time to stop playing games and do something with my life or
I'm going to throw it away. And I really don't - -
I'm not ready for my life - - I got dreams and goals and
things that I need to do. And with the support from my family
that - - I can't keep doing this.
judge then scheduled a December hearing with counsel and
ordered W's detention in the interim.
disposition hearing-the purpose of which was to determine
W's level of placement, i.e., whether he should
remain in a level B facility or move to level A-took place on
December 11, 2014. After an inaudible bench conversation, the
State and W's attorney agreed that W should maintain his
level B placement, while DJS requested a level A commitment.
The judge questioned W about the incident, again emphasizing
the similarities between his two arrests:
THE COURT: I am asking him a question because when is he
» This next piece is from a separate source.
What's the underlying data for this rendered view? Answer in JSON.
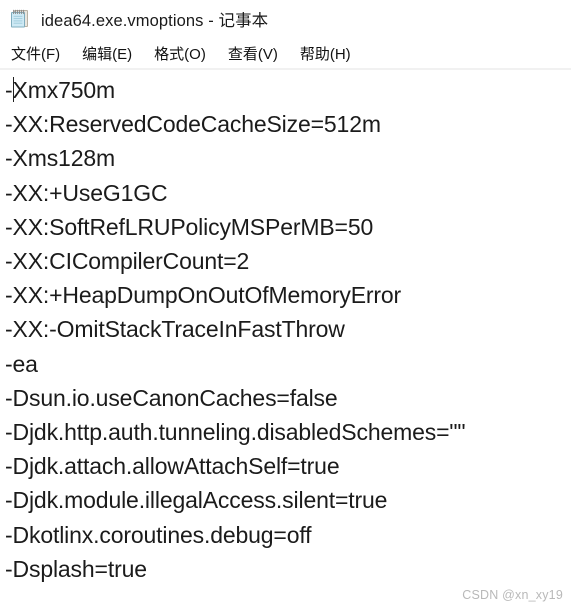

going to learn his lesson.
[W]: I mean I can't make you believe me but- I honestly
feel like that the lesson I learned when I was up in
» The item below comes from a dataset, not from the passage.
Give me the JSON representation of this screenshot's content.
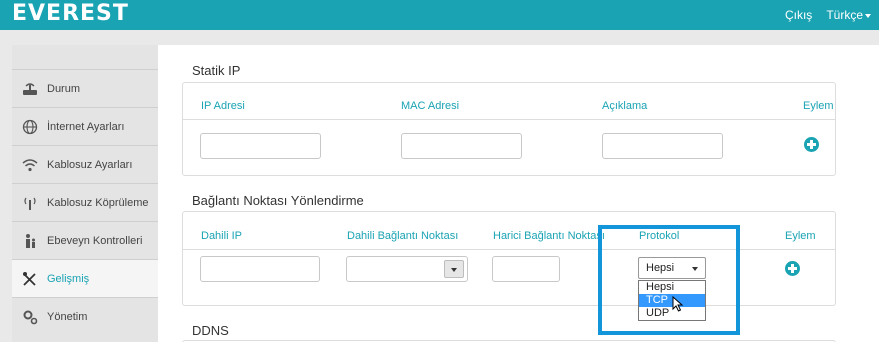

[detention] facing that-
THE COURT: Wait, whoa, whoa, wait, how long were you gone the
* * *
[W]: Eight months.
THE COURT: And you didn't learn you lesson then?
[W]: I did. I just-I am telling you-I made a mistake, I-
THE COURT: No, no, no. It is not a mistake when you . . .
put a gun in your hand. That's not a mistake.
[W]: It wasn't a mistake, it was more of a defense. But I
should have went about it differently than what I did. And I
can't really take it back now, I mean.
THE COURT: So, what am I supposed to do with - - the
mistakes that you keep making?
[W]: I accept any consequences, Sir. (Inaudible) on
behalf of the mistakes that I know that (Inaudible).
THE COURT: You have any-the problem is you are putting
yourself in harm's way.
THE COURT: I am not asking for a response. I am just-this
[W]: I am ashamed of myself, too, Sir.
THE COURT: Madam Clerk, the Court will in fact commit [W] to
Level A. I agree, you got to stop this, young man. You are
going to wind up getting yourself killed out here.
* * *
And since he has already been at Victor [Cullen Center] he is
not going back to Victor [Cullen Center].
* * *
[THE STATE]: Your Honor, can we have a review [hearing] for
placement, it is just today- I am sorry, I just realized
THE COURT: No problem. You got [January 13, 2015].
the hearing, the court issued a written Disposition Order,
dated December 11, 2015, which ordered that W "be and
hereby is placed in Level A . . . ."
The Order consisted of a template that stated the three
classification levels for placement facilities-level A, B,
and C-into which the judge inserted an additional limitation
(which we have italicized):
A - Secured Facility - [W] is not be placed at Victor
Cullen because he was placed there in 2012.
**Equivalent facilities for the juvenile are not available in
the State of Maryland; and institutional care in the other
jurisdiction is in the best interest of the juvenile ...